■ **Problem requirements**: Nothing but an exact copy of the listing should be given.

=== Exercise material ===

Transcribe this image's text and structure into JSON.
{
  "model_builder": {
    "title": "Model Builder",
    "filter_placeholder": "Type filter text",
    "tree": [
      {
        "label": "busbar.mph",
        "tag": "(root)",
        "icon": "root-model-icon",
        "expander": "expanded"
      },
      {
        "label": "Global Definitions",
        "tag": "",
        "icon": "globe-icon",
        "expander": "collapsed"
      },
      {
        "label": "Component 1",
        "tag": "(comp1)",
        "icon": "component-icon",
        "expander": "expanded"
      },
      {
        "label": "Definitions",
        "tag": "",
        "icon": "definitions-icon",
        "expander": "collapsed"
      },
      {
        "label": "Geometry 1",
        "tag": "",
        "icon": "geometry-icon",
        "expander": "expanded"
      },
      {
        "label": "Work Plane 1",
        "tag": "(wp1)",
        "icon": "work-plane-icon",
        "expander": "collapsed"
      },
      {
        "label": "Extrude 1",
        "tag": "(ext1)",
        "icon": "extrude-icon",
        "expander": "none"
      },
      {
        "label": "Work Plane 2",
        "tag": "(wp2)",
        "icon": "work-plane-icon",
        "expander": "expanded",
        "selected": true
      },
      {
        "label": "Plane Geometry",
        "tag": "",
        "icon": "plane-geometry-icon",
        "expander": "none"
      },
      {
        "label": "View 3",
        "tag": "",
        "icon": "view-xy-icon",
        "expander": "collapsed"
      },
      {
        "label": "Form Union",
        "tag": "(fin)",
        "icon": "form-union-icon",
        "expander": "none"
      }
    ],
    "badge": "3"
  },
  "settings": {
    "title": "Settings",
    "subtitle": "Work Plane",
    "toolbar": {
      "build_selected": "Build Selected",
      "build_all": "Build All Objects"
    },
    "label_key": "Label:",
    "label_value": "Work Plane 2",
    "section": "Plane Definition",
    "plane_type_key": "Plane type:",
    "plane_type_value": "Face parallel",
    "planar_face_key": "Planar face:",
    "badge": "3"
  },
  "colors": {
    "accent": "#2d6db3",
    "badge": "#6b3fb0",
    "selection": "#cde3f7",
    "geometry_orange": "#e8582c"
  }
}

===

■ **Task solution**:
Transcribe this image's text and structure into JSON.
{
  "model_builder": {
    "title": "Model Builder",
    "filter_placeholder": "Type filter text",
    "tree": [
      {
        "label": "busbar.mph",
        "tag": "(root)",
        "icon": "root-model-icon",
        "expander": "expanded"
      },
      {
        "label": "Global Definitions",
        "tag": "",
        "icon": "globe-icon",
        "expander": "collapsed"
      },
      {
        "label": "Component 1",
        "tag": "(comp1)",
        "icon": "component-icon",
        "expander": "expanded"
      },
      {
        "label": "Definitions",
        "tag": "",
        "icon": "definitions-icon",
        "expander": "collapsed"
      },
      {
        "label": "Geometry 1",
        "tag": "",
        "icon": "geometry-icon",
        "expander": "expanded"
      },
      {
        "label": "Work Plane 1",
        "tag": "(wp1)",
        "icon": "work-plane-icon",
        "expander": "collapsed"
      },
      {
        "label": "Extrude 1",
        "tag": "(ext1)",
        "icon": "extrude-icon",
        "expander": "none"
      },
      {
        "label": "Work Plane 2",
        "tag": "(wp2)",
        "icon": "work-plane-icon",
        "expander": "expanded",
        "selected": true
      },
      {
        "label": "Plane Geometry",
        "tag": "",
        "icon": "plane-geometry-icon",
        "expander": "none"
      },
      {
        "label": "View 3",
        "tag": "",
        "icon": "view-xy-icon",
        "expander": "collapsed"
      },
      {
        "label": "Form Union",
        "tag": "(fin)",
        "icon": "form-union-icon",
        "expander": "none"
      }
    ],
    "badge": "3"
  },
  "settings": {
    "title": "Settings",
    "subtitle": "Work Plane",
    "toolbar": {
      "build_selected": "Build Selected",
      "build_all": "Build All Objects"
    },
    "label_key": "Label:",
    "label_value": "Work Plane 2",
    "section": "Plane Definition",
    "plane_type_key": "Plane type:",
    "plane_type_value": "Face parallel",
    "planar_face_key": "Planar face:",
    "badge": "3"
  },
  "colors": {
    "accent": "#2d6db3",
    "badge": "#6b3fb0",
    "selection": "#cde3f7",
    "geometry_orange": "#e8582c"
  }
}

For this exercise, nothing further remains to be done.